Start Time

In a stack of papers called Reform.

  • Jan
  • 11
  • 2006

Driving down the road at a decent hour, having drank a good amount of coffee and eaten a reasonable breakfast, I breathed a sign of relief on this, the first day of first semester finals. Casual, relaxed, prepared, I pulled into my parking space and closed the door with a slight spring in my step as I walked to the classroom. Whistling lightly, taking note of the beautiful trees and chirping birds, I unlocked the door and readied myself, a smile on my face and a hint of optimism in my visualization of the day. A glance at the clock found it at 9:00 and I laughed as I realized that I actually felt like the day had eased in.

School starts too damn early.

We have a first period that begins at 7:15. Since I don’t start until 8:13 (second period), typically I am just getting into my car at the beginning of first period, cursing the gods for not allowing me enough time in the morning to eat breakfast or feel like I’ve actually woken up. Without time to make my good coffee at home, I know that a big pot of the so-so brand is waiting for me in the work kitchen. I taught first period a few years ago and I hated just about every day of it, though most of the kids in that class were awsome. Being among the first batch of cars to the parking lot in the morning is not something I strive to achieve.

Even starting at 8:13 means that I wake up at 6:30 (read as: my alarm goes off and I hit the snooze button 15 times before rolling out of bed). That gives me enough time to get dressed, eat a quick breakfast if I plan my time right (no oatmeal or eggs, just cereal or toast at best), and get out the door in time to arrive 30 minutes early and get some work done before the kids come swarming in, usually complaining about only getting 1 hour of sleep the night before or pissed off because their girl/boyfriend didn’t show up with the Starbucks.

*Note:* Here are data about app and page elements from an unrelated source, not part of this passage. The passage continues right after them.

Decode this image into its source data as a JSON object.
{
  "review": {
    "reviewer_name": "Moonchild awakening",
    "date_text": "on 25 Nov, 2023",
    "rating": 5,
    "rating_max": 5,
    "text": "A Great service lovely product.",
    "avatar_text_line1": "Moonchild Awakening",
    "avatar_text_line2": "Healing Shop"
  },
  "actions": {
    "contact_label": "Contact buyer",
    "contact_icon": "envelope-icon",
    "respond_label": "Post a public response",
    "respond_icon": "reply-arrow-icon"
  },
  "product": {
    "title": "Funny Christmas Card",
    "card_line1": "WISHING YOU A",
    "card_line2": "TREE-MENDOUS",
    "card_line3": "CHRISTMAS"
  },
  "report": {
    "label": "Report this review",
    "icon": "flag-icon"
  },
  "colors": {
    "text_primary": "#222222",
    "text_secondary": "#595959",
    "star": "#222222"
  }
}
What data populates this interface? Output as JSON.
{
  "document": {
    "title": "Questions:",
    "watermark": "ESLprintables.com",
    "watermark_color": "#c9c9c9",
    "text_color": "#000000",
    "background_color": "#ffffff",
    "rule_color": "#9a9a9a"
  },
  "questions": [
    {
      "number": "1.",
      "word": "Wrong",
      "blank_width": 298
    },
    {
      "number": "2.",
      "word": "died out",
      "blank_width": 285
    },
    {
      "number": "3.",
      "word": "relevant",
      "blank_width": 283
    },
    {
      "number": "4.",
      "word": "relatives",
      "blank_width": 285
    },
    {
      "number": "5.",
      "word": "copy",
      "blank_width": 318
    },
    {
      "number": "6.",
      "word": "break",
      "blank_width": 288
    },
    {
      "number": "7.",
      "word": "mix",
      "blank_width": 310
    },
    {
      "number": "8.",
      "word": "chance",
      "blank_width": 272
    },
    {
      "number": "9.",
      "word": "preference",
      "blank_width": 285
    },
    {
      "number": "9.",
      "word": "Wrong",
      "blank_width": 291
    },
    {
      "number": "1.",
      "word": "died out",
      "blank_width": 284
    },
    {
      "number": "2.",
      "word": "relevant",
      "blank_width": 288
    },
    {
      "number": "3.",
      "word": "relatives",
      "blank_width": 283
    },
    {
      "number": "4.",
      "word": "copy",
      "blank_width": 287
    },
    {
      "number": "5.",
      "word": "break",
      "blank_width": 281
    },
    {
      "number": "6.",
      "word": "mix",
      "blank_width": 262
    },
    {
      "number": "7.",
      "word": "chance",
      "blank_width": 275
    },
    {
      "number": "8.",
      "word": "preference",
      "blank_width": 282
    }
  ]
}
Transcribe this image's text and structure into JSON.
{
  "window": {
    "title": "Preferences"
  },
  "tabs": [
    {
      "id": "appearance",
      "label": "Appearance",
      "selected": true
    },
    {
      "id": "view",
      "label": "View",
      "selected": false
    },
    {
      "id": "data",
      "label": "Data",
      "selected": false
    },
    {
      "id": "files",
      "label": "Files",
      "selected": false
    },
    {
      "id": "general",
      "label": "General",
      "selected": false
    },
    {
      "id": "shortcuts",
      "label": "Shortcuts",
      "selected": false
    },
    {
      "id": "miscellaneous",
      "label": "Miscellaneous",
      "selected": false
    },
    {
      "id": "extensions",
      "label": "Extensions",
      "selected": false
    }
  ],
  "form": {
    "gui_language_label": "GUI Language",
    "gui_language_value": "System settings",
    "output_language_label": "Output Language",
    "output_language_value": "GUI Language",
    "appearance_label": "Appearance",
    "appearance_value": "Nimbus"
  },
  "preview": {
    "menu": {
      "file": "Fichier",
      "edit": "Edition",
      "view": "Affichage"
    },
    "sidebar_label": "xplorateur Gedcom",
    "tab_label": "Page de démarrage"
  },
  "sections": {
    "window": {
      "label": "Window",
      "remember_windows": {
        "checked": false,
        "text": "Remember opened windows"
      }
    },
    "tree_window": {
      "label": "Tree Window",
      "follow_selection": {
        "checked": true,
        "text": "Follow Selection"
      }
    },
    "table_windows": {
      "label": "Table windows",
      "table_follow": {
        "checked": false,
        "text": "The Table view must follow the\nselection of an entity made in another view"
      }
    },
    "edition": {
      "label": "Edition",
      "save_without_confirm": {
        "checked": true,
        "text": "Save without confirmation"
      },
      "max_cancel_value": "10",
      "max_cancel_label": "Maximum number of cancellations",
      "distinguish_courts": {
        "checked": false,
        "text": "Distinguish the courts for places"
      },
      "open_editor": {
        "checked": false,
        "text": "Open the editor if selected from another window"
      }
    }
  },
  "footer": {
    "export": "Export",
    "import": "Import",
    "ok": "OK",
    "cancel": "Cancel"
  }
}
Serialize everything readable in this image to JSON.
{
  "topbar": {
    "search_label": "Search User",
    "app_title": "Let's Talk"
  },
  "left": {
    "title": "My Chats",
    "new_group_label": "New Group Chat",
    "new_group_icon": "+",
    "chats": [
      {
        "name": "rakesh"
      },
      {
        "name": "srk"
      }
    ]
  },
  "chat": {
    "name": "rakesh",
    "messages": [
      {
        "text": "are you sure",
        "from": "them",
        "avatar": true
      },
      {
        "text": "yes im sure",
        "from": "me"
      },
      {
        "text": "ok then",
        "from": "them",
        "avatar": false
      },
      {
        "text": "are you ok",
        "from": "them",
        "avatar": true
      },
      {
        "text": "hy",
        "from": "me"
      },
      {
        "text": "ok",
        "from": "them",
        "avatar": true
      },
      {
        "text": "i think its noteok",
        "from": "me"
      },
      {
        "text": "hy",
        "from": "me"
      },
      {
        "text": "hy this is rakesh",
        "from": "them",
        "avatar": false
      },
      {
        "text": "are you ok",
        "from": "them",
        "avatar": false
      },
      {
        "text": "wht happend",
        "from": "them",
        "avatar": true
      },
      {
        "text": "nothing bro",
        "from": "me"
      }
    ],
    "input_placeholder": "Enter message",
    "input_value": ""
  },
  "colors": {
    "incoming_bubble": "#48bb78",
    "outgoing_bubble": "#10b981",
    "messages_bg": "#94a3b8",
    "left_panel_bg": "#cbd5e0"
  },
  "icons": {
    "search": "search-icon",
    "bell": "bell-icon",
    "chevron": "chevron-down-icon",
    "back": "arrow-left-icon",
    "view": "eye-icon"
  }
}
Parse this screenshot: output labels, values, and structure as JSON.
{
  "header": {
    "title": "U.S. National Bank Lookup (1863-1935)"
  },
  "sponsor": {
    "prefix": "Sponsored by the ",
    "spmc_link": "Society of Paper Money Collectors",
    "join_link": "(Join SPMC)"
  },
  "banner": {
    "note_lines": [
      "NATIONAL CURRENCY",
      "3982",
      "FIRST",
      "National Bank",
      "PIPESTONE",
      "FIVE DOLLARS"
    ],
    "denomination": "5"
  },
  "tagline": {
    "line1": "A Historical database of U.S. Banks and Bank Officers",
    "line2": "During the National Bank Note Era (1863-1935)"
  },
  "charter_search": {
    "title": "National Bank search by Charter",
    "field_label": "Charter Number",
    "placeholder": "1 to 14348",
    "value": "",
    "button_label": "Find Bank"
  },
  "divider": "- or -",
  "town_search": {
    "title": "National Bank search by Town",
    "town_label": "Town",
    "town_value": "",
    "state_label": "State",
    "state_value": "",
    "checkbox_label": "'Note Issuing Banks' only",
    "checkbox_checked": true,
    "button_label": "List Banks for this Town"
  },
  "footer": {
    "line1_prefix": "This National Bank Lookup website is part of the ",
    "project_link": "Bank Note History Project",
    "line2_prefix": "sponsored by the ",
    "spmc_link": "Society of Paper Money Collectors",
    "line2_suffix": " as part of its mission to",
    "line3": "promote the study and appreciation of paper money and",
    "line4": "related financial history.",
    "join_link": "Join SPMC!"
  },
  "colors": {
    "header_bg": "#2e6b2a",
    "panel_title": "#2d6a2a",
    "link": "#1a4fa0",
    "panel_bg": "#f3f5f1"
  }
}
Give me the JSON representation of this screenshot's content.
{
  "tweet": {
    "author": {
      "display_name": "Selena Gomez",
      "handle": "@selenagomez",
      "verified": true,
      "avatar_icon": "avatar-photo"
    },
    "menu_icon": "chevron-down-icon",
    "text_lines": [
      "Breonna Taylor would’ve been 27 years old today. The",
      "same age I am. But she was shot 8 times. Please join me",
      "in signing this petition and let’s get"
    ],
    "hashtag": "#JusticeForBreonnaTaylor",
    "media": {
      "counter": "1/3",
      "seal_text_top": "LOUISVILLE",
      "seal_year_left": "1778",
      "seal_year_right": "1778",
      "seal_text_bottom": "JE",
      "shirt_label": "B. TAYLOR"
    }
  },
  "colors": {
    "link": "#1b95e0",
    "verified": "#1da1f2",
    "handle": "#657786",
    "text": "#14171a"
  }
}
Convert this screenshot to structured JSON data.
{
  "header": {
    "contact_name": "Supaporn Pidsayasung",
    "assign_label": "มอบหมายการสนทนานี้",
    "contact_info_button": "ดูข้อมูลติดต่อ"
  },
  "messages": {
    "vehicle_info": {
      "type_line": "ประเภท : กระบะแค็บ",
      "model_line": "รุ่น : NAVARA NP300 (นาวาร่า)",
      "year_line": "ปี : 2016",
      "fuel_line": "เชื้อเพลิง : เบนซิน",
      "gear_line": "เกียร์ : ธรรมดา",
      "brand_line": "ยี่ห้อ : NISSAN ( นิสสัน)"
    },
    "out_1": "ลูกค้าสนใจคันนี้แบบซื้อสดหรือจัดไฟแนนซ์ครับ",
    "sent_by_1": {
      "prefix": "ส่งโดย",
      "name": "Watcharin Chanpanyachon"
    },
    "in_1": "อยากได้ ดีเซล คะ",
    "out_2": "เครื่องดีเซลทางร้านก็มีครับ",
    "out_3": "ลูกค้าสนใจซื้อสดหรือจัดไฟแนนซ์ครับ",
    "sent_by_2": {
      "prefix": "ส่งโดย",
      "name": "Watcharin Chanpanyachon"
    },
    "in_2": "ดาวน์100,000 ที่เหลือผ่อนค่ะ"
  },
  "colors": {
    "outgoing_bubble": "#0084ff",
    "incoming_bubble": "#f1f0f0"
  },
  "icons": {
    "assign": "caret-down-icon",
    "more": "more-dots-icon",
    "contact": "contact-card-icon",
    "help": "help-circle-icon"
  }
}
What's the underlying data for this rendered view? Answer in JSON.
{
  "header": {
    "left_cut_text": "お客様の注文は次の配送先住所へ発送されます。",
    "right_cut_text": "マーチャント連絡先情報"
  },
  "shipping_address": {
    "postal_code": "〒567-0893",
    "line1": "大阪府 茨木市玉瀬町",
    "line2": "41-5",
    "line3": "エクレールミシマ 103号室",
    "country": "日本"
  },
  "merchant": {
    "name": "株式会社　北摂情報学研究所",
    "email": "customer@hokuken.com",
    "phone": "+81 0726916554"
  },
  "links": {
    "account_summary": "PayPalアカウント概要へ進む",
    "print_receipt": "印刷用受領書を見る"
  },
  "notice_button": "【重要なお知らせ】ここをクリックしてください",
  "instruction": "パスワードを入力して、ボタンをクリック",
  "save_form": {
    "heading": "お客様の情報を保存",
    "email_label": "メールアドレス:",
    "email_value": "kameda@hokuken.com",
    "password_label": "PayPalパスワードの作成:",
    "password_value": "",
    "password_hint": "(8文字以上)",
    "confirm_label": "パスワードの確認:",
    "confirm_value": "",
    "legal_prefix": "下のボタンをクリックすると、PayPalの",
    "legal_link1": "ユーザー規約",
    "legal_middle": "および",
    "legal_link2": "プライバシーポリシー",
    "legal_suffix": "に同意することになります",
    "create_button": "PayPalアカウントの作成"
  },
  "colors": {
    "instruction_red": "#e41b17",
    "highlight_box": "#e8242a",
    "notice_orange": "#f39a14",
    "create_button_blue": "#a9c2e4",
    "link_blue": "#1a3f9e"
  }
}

Insanely, most schools start around 8:00, a time when an average person is just about awake, but certainly not ready for heavy mental activity. We in teaching like to talk of the brain as a muscle, but we encourage stretching before heavy exercise. Where’s the mental stretching when so many of our kids face demanding tasks when they still have sleep in the corners of their eyes? Instead of allowing some time to pass and for our brains to ramp up to full function, we begin a 6-hour day of (hopefully) mental stimulation that won’t stop until 2:45. And even after that, there’s the homework, sometimes lasting all night and into the next morning.

Among my many ideas about how we should reform the system, we should have options for the school day. The status quo 8 to 3 school day is in place at the convenience of parents, a schedule created around the average work hours. Why not have an option of 10 to 5? Instead of parents dropping kids off when on their way to work, they can pick kids up on their way home.

We should start the day at 7:15 for those morning people (whom I hate) that want to begin early and leave early, but also offer options to those non-morning people (whom I adore) so they can arrive to school prepared to take on the day. I was not prepared to start my day so early in the morning that year I had a first period. And my experience has been that the classes in the middle of the day, closest to noon, have the best discussions and put forth the most effort.

In our discussions of how we can improve the education system, let’s not forget to discuss start times and whether or not they match with the natural circadian rhythms of teenagers, not to mention their teachers.

(UPDATE: With perfect timing, Jenny D. has released the latest Carnival of Education and it’s a great one (terrific job, Jenny). In that list is an article about teenage biology directly related to the issue of start time for school.)


1. withheld says:

[1/11/2006 - 5:38 pm]

Okay, try this one… I live outside of NYC (as of last year) and commute back to Queens to teach first grade. On a good day it’s an hour and about 10 minutes each way, although I’ve managed just about an hour some days. School starts at 8:30 and ends at 3:00. I get up at 5:30 to get myself ready, wake up my 2 year old daughter and get her ready for daycare (she is NOT a morning person!) and get out of the house no later than 6:30 a.m. The only way I can accomplish this is if I make my lunch and set out my clothes the night before, put my schoolbag and whatever extra stuff I’m bringing in the next day in the car the night before and do all the same for my daughter. At 6:30 we leave to go to the daycare. By the time I drop her off and get back on the road, it’s almost 6:50 so I make it to school by 8:00 or later if there’s bad weather or traffic jams. Once at school I have just enough time to quickly prep for whatever is coming first in the day, heat up my oatmeal (breakfast at home? ha!) and the coffee I brought in the car but didn’t drink, and that’s about it. By mid-morning, I’m ready to crash. There’s a proposal in my district to start school at 8:20 next year, ending at 2:40 so that the extra 37 minutes will end the school day at a still-reasonable hour. Can’t imagine what time I’ll have to get up to make it in time then.

2. Debbie says:

[1/12/2006 - 1:49 pm]

Funny you should write this yesterday. I was just talking to a science teacher about how horrible freshmen attendance is 1st period. I would really like to push (and I think the APED is on the train with this) for a later start time for all students, but especially those frosh. Possible? Dunno. Willing to try? Yup.